I heard someone say “vacuum” – apparently there wasn’t a vacuum in the room and one had to be ordered. Dr. Love said, “push again, keep pushing.” They both were looking really worried and I started to freak out. Suddenly I felt the head in my cervix, fully engaged, and I pushed down really hard. “That’s it!” someone said. Melanie told them to give me oxygen. Dr. Love said “hold your own legs,” which I did, and one of the nurses told me to put my chin to my chest, something I’d forgotten about. I did all of those things and gave it the hardest push of my life, and Baby B was born into the world, still in her amniotic sac, which shredded around her as she came through the canal. I was afraid that I might have torn with the second one since I pushed so hard and without the help of a contraction, but there was no tearing. Then there was lots of calls to “cancel the vacuum!” and I remember being so happy! I had pushed her out on my own. A few more minutes and he would have been ordering a C-section, I’m fairly convinced.
Both babies pinked up right away and were healthy, strong, absolutely perfect. I’m not sure what their apgars were, I need to get the record from the hospital. I also didn’t get the head circumferences.
I had no tearing and felt absolutely great. I immediately finished the sandwich that Brian had brought me for lunch. It was now 3 p.m., just 4 ½ hours since we started the biophysical profile, and 3 hours after being roomed in L&D.
I opted to spend the night in the hospital and come home the next day. Baby A (we still hadn’t decided on names until after we left the hospital) took to nursing right away, Baby B was a little bit slower to catch on, but both are nursing very well now. My nipples are really sore. I had some nasty afterbirth pains as the uterus came down, enough to ask for narcotics (have I mentioned my love for Vicodin? LOL). Pains are mostly gone now, I’m just waiting for my milk to come in and that lovely feeling of engorgement.

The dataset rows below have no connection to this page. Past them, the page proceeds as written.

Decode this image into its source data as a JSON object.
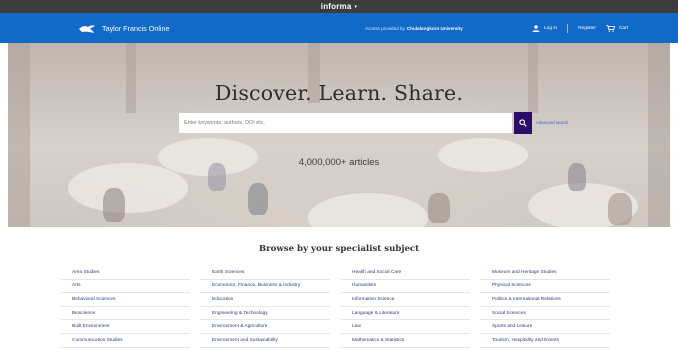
{
  "top_strip": {
    "label": "informa",
    "caret": "▾"
  },
  "header": {
    "brand": "Taylor Francis Online",
    "access_prefix": "Access provided by",
    "access_institution": "Chulalongkorn University",
    "login": "Log in",
    "register": "Register",
    "cart": "Cart"
  },
  "hero": {
    "title": "Discover. Learn. Share.",
    "search_placeholder": "Enter keywords, authors, DOI etc.",
    "advanced_search": "Advanced search",
    "count": "4,000,000+ articles"
  },
  "browse": {
    "title": "Browse by your specialist subject",
    "columns": [
      [
        "Area Studies",
        "Arts",
        "Behavioral Sciences",
        "Bioscience",
        "Built Environment",
        "Communication Studies"
      ],
      [
        "Earth Sciences",
        "Economics, Finance, Business & Industry",
        "Education",
        "Engineering & Technology",
        "Environment & Agriculture",
        "Environment and Sustainability"
      ],
      [
        "Health and Social Care",
        "Humanities",
        "Information Science",
        "Language & Literature",
        "Law",
        "Mathematics & Statistics"
      ],
      [
        "Museum and Heritage Studies",
        "Physical Sciences",
        "Politics & International Relations",
        "Social Sciences",
        "Sports and Leisure",
        "Tourism, Hospitality and Events"
      ]
    ]
  },
  "colors": {
    "header_blue": "#1169c8",
    "top_strip": "#3c3c3c",
    "search_button": "#2a0e6a",
    "subject_link": "#2e3b7a"
  },
  "icons": [
    "tf-logo-icon",
    "caret-down-icon",
    "user-icon",
    "cart-icon",
    "search-icon"
  ]
}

The babies are doing great – Carrie Anne (Baby A) is definitely the more aggressive one. She is more demanding, and nurses more eagerly. Allison is quite laid back about the whole thing, but has learned how to latch on and is doing a great job. I am not getting ANY sleep yet, but we’ll figure that out later. They are absolutely beautiful girls, so sweet and pink. Brian’s mother says they look just like he did as a baby. It’s not absolutely clear if they are identical or not, but they are VERY similar looking to me, and everyone mostly agrees. Carrie is bigger and she came out pinker, but my midwife says she is ruddier because she got more blood. They are too precious! Brian is over the moon, of course, these being his first progeny. He could not be happier, it is really sweet to see.
That's it for now. We're all just happy to be home and snuggling up with each other. I think I may not get a full night's sleep for at least another year, but it was all completely, totally, worth it. I'll be sure to post pictures soon.